There also has been intense criticism that Yeonpyeong was unprepared for the attack and that the return fire came too slowly. Lee named former Joint Chiefs of Staff chairman Kim Kwan-jin to the post, the president's office said Friday.
While there is some shock at the extent of the damage the North Koreans were able to inflict, most South Koreans want the threat to be contained, not aggravated, and the government response has been muted and cautious, following an initial angry threat from Lee.
The president, dressed in a black suit, visited a military hospital in Seongnam near Seoul on Friday to pay his respects to the two marines killed in the North Korean attack.
Lee laid a white chrysanthemum, a traditional symbol of grief, on an altar, burned incense and bowed before framed photos of the two young men. Consoling sobbing family members, he vowed to build a stronger defense.
"I will make sure that this precious sacrifice will lay the foundation for the strong security of the Republic of Korea," he wrote in a condolence book, according to his office.
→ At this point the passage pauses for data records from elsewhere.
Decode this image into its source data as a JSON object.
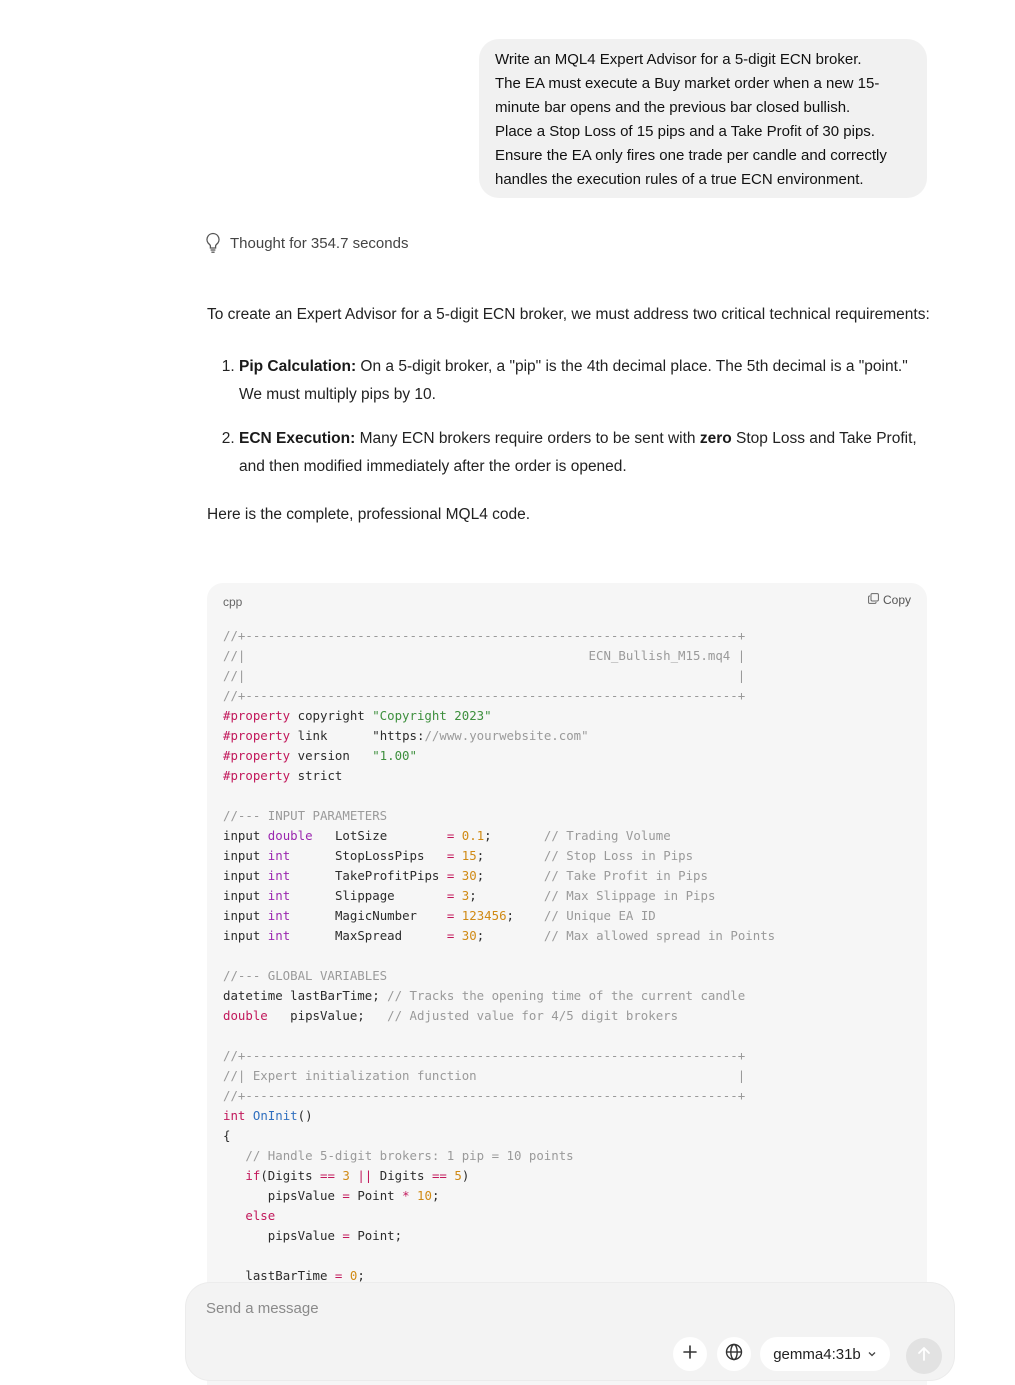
{
  "user_message": {
    "lines": [
      "Write an MQL4 Expert Advisor for a 5-digit ECN broker.",
      "The EA must execute a Buy market order when a new 15-",
      "minute bar opens and the previous bar closed bullish.",
      "Place a Stop Loss of 15 pips and a Take Profit of 30 pips.",
      "Ensure the EA only fires one trade per candle and correctly",
      "handles the execution rules of a true ECN environment."
    ]
  },
  "thought": {
    "label": "Thought for 354.7 seconds",
    "icon": "lightbulb-icon"
  },
  "answer": {
    "intro": "To create an Expert Advisor for a 5-digit ECN broker, we must address two critical technical requirements:",
    "points": [
      {
        "title": "Pip Calculation:",
        "text": " On a 5-digit broker, a \"pip\" is the 4th decimal place. The 5th decimal is a \"point.\" We must multiply pips by 10."
      },
      {
        "title": "ECN Execution:",
        "text_before": " Many ECN brokers require orders to be sent with ",
        "emph": "zero",
        "text_after": " Stop Loss and Take Profit, and then modified immediately after the order is opened."
      }
    ],
    "outro": "Here is the complete, professional MQL4 code."
  },
  "code_block": {
    "language": "cpp",
    "copy_label": "Copy",
    "lines": [
      "//+------------------------------------------------------------------+",
      "//|                                              ECN_Bullish_M15.mq4 |",
      "//|                                                                  |",
      "//+------------------------------------------------------------------+",
      "#property copyright \"Copyright 2023\"",
      "#property link      \"https://www.yourwebsite.com\"",
      "#property version   \"1.00\"",
      "#property strict",
      "",
      "//--- INPUT PARAMETERS",
      "input double   LotSize        = 0.1;       // Trading Volume",
      "input int      StopLossPips   = 15;        // Stop Loss in Pips",
      "input int      TakeProfitPips = 30;        // Take Profit in Pips",
      "input int      Slippage       = 3;         // Max Slippage in Pips",
      "input int      MagicNumber    = 123456;    // Unique EA ID",
      "input int      MaxSpread      = 30;        // Max allowed spread in Points",
      "",
      "//--- GLOBAL VARIABLES",
      "datetime lastBarTime; // Tracks the opening time of the current candle",
      "double   pipsValue;   // Adjusted value for 4/5 digit brokers",
      "",
      "//+------------------------------------------------------------------+",
      "//| Expert initialization function                                   |",
      "//+------------------------------------------------------------------+",
      "int OnInit()",
      "{",
      "   // Handle 5-digit brokers: 1 pip = 10 points",
      "   if(Digits == 3 || Digits == 5)",
      "      pipsValue = Point * 10;",
      "   else",
      "      pipsValue = Point;",
      "",
      "   lastBarTime = 0;"
    ]
  },
  "composer": {
    "placeholder": "Send a message",
    "model": "gemma4:31b"
  }
}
South Korea assured a meeting of the European Olympic Committees on Friday that it would be able to ensure security at the 2018 Winter Games if it's picked. The Pyeongchang 2018 bid committee presented its case Friday in Belgrade.
Foster Klug reported from Seoul. AP writers Christopher Bodeen in Beijing and Kwang-tae Kim, Kelly Olsen and Jean H. Lee in Seoul also contributed to this report.